(Dataset rows for apps and sites)
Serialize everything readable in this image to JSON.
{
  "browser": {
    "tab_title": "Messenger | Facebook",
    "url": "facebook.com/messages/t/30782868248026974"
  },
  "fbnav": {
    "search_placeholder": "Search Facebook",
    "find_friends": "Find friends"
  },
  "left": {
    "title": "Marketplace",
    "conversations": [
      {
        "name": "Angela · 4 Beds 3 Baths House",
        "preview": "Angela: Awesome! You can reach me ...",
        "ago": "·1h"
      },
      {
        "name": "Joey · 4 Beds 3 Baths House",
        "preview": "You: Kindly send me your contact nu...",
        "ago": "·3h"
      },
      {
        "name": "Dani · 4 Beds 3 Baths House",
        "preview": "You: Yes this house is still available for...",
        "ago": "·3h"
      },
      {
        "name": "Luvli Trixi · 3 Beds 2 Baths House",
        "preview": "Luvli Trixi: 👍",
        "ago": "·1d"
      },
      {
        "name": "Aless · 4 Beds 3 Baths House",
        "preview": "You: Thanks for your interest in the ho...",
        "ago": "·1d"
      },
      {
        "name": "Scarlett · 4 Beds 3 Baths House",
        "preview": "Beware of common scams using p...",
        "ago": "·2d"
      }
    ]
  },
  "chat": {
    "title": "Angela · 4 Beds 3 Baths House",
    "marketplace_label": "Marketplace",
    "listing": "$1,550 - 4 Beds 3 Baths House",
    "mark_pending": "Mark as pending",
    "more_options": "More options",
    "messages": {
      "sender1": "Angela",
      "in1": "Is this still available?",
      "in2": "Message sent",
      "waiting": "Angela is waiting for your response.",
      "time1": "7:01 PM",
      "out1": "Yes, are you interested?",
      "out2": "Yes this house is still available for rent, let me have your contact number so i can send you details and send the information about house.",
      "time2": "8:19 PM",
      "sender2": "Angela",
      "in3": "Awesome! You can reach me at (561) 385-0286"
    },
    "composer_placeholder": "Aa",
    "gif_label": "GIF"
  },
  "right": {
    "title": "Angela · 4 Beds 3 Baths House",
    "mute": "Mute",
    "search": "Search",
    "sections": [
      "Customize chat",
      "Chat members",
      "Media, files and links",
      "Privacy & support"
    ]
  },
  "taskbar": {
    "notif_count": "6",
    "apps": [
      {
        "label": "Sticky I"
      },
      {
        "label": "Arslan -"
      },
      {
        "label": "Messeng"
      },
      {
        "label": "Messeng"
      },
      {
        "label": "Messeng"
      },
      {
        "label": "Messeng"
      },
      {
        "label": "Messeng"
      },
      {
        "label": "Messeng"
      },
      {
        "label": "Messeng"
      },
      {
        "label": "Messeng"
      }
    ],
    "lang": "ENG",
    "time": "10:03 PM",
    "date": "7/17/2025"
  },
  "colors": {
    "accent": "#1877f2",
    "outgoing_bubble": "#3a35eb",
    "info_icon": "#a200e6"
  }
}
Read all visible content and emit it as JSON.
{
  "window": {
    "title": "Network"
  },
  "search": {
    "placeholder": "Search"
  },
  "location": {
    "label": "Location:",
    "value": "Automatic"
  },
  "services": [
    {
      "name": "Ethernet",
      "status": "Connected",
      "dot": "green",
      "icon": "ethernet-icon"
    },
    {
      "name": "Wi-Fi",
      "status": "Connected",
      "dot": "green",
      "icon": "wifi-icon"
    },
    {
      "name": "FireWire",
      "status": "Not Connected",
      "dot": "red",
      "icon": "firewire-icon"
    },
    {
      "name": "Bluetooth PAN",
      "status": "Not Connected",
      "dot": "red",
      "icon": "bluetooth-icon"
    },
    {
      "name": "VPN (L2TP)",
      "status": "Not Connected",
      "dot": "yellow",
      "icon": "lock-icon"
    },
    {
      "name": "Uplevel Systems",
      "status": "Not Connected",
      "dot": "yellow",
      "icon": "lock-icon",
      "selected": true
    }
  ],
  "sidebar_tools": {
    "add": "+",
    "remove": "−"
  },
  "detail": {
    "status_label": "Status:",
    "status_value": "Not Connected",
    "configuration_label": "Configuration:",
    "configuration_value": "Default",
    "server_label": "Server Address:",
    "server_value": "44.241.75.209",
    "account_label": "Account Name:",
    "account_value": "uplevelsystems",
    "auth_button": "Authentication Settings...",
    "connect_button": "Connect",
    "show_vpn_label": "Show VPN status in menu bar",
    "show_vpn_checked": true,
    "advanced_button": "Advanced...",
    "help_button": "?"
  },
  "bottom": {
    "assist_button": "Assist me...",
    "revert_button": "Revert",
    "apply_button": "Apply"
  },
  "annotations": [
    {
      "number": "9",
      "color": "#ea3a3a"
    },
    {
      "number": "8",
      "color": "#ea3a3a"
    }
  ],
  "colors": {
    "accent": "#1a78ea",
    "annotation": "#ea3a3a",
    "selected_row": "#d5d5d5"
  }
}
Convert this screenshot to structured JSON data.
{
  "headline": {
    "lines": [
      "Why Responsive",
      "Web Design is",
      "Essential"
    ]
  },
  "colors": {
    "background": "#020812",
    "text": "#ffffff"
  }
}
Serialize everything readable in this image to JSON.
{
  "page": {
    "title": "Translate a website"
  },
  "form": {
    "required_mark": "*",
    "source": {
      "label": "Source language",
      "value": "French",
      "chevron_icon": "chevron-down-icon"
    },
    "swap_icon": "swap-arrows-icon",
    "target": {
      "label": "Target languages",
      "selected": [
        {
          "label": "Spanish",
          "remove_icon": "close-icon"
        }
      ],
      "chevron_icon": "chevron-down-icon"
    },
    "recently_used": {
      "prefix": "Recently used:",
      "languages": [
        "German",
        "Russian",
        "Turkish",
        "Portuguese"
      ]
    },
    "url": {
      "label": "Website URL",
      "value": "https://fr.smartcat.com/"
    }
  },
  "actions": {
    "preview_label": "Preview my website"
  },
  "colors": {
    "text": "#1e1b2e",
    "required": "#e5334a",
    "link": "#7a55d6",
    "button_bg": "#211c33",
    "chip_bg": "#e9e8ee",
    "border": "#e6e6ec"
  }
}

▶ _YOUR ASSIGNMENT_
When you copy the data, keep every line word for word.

▶ _SOLVED EXERCISE_
Serialize everything readable in this image to JSON.
{
  "browser": {
    "tab_title": "Messenger | Facebook",
    "url": "facebook.com/messages/t/30782868248026974"
  },
  "fbnav": {
    "search_placeholder": "Search Facebook",
    "find_friends": "Find friends"
  },
  "left": {
    "title": "Marketplace",
    "conversations": [
      {
        "name": "Angela · 4 Beds 3 Baths House",
        "preview": "Angela: Awesome! You can reach me ...",
        "ago": "·1h"
      },
      {
        "name": "Joey · 4 Beds 3 Baths House",
        "preview": "You: Kindly send me your contact nu...",
        "ago": "·3h"
      },
      {
        "name": "Dani · 4 Beds 3 Baths House",
        "preview": "You: Yes this house is still available for...",
        "ago": "·3h"
      },
      {
        "name": "Luvli Trixi · 3 Beds 2 Baths House",
        "preview": "Luvli Trixi: 👍",
        "ago": "·1d"
      },
      {
        "name": "Aless · 4 Beds 3 Baths House",
        "preview": "You: Thanks for your interest in the ho...",
        "ago": "·1d"
      },
      {
        "name": "Scarlett · 4 Beds 3 Baths House",
        "preview": "Beware of common scams using p...",
        "ago": "·2d"
      }
    ]
  },
  "chat": {
    "title": "Angela · 4 Beds 3 Baths House",
    "marketplace_label": "Marketplace",
    "listing": "$1,550 - 4 Beds 3 Baths House",
    "mark_pending": "Mark as pending",
    "more_options": "More options",
    "messages": {
      "sender1": "Angela",
      "in1": "Is this still available?",
      "in2": "Message sent",
      "waiting": "Angela is waiting for your response.",
      "time1": "7:01 PM",
      "out1": "Yes, are you interested?",
      "out2": "Yes this house is still available for rent, let me have your contact number so i can send you details and send the information about house.",
      "time2": "8:19 PM",
      "sender2": "Angela",
      "in3": "Awesome! You can reach me at (561) 385-0286"
    },
    "composer_placeholder": "Aa",
    "gif_label": "GIF"
  },
  "right": {
    "title": "Angela · 4 Beds 3 Baths House",
    "mute": "Mute",
    "search": "Search",
    "sections": [
      "Customize chat",
      "Chat members",
      "Media, files and links",
      "Privacy & support"
    ]
  },
  "taskbar": {
    "notif_count": "6",
    "apps": [
      {
        "label": "Sticky I"
      },
      {
        "label": "Arslan -"
      },
      {
        "label": "Messeng"
      },
      {
        "label": "Messeng"
      },
      {
        "label": "Messeng"
      },
      {
        "label": "Messeng"
      },
      {
        "label": "Messeng"
      },
      {
        "label": "Messeng"
      },
      {
        "label": "Messeng"
      },
      {
        "label": "Messeng"
      }
    ],
    "lang": "ENG",
    "time": "10:03 PM",
    "date": "7/17/2025"
  },
  "colors": {
    "accent": "#1877f2",
    "outgoing_bubble": "#3a35eb",
    "info_icon": "#a200e6"
  }
}
Read all visible content and emit it as JSON.
{
  "window": {
    "title": "Network"
  },
  "search": {
    "placeholder": "Search"
  },
  "location": {
    "label": "Location:",
    "value": "Automatic"
  },
  "services": [
    {
      "name": "Ethernet",
      "status": "Connected",
      "dot": "green",
      "icon": "ethernet-icon"
    },
    {
      "name": "Wi-Fi",
      "status": "Connected",
      "dot": "green",
      "icon": "wifi-icon"
    },
    {
      "name": "FireWire",
      "status": "Not Connected",
      "dot": "red",
      "icon": "firewire-icon"
    },
    {
      "name": "Bluetooth PAN",
      "status": "Not Connected",
      "dot": "red",
      "icon": "bluetooth-icon"
    },
    {
      "name": "VPN (L2TP)",
      "status": "Not Connected",
      "dot": "yellow",
      "icon": "lock-icon"
    },
    {
      "name": "Uplevel Systems",
      "status": "Not Connected",
      "dot": "yellow",
      "icon": "lock-icon",
      "selected": true
    }
  ],
  "sidebar_tools": {
    "add": "+",
    "remove": "−"
  },
  "detail": {
    "status_label": "Status:",
    "status_value": "Not Connected",
    "configuration_label": "Configuration:",
    "configuration_value": "Default",
    "server_label": "Server Address:",
    "server_value": "44.241.75.209",
    "account_label": "Account Name:",
    "account_value": "uplevelsystems",
    "auth_button": "Authentication Settings...",
    "connect_button": "Connect",
    "show_vpn_label": "Show VPN status in menu bar",
    "show_vpn_checked": true,
    "advanced_button": "Advanced...",
    "help_button": "?"
  },
  "bottom": {
    "assist_button": "Assist me...",
    "revert_button": "Revert",
    "apply_button": "Apply"
  },
  "annotations": [
    {
      "number": "9",
      "color": "#ea3a3a"
    },
    {
      "number": "8",
      "color": "#ea3a3a"
    }
  ],
  "colors": {
    "accent": "#1a78ea",
    "annotation": "#ea3a3a",
    "selected_row": "#d5d5d5"
  }
}
Convert this screenshot to structured JSON data.
{
  "headline": {
    "lines": [
      "Why Responsive",
      "Web Design is",
      "Essential"
    ]
  },
  "colors": {
    "background": "#020812",
    "text": "#ffffff"
  }
}
Serialize everything readable in this image to JSON.
{
  "page": {
    "title": "Translate a website"
  },
  "form": {
    "required_mark": "*",
    "source": {
      "label": "Source language",
      "value": "French",
      "chevron_icon": "chevron-down-icon"
    },
    "swap_icon": "swap-arrows-icon",
    "target": {
      "label": "Target languages",
      "selected": [
        {
          "label": "Spanish",
          "remove_icon": "close-icon"
        }
      ],
      "chevron_icon": "chevron-down-icon"
    },
    "recently_used": {
      "prefix": "Recently used:",
      "languages": [
        "German",
        "Russian",
        "Turkish",
        "Portuguese"
      ]
    },
    "url": {
      "label": "Website URL",
      "value": "https://fr.smartcat.com/"
    }
  },
  "actions": {
    "preview_label": "Preview my website"
  },
  "colors": {
    "text": "#1e1b2e",
    "required": "#e5334a",
    "link": "#7a55d6",
    "button_bg": "#211c33",
    "chip_bg": "#e9e8ee",
    "border": "#e6e6ec"
  }
}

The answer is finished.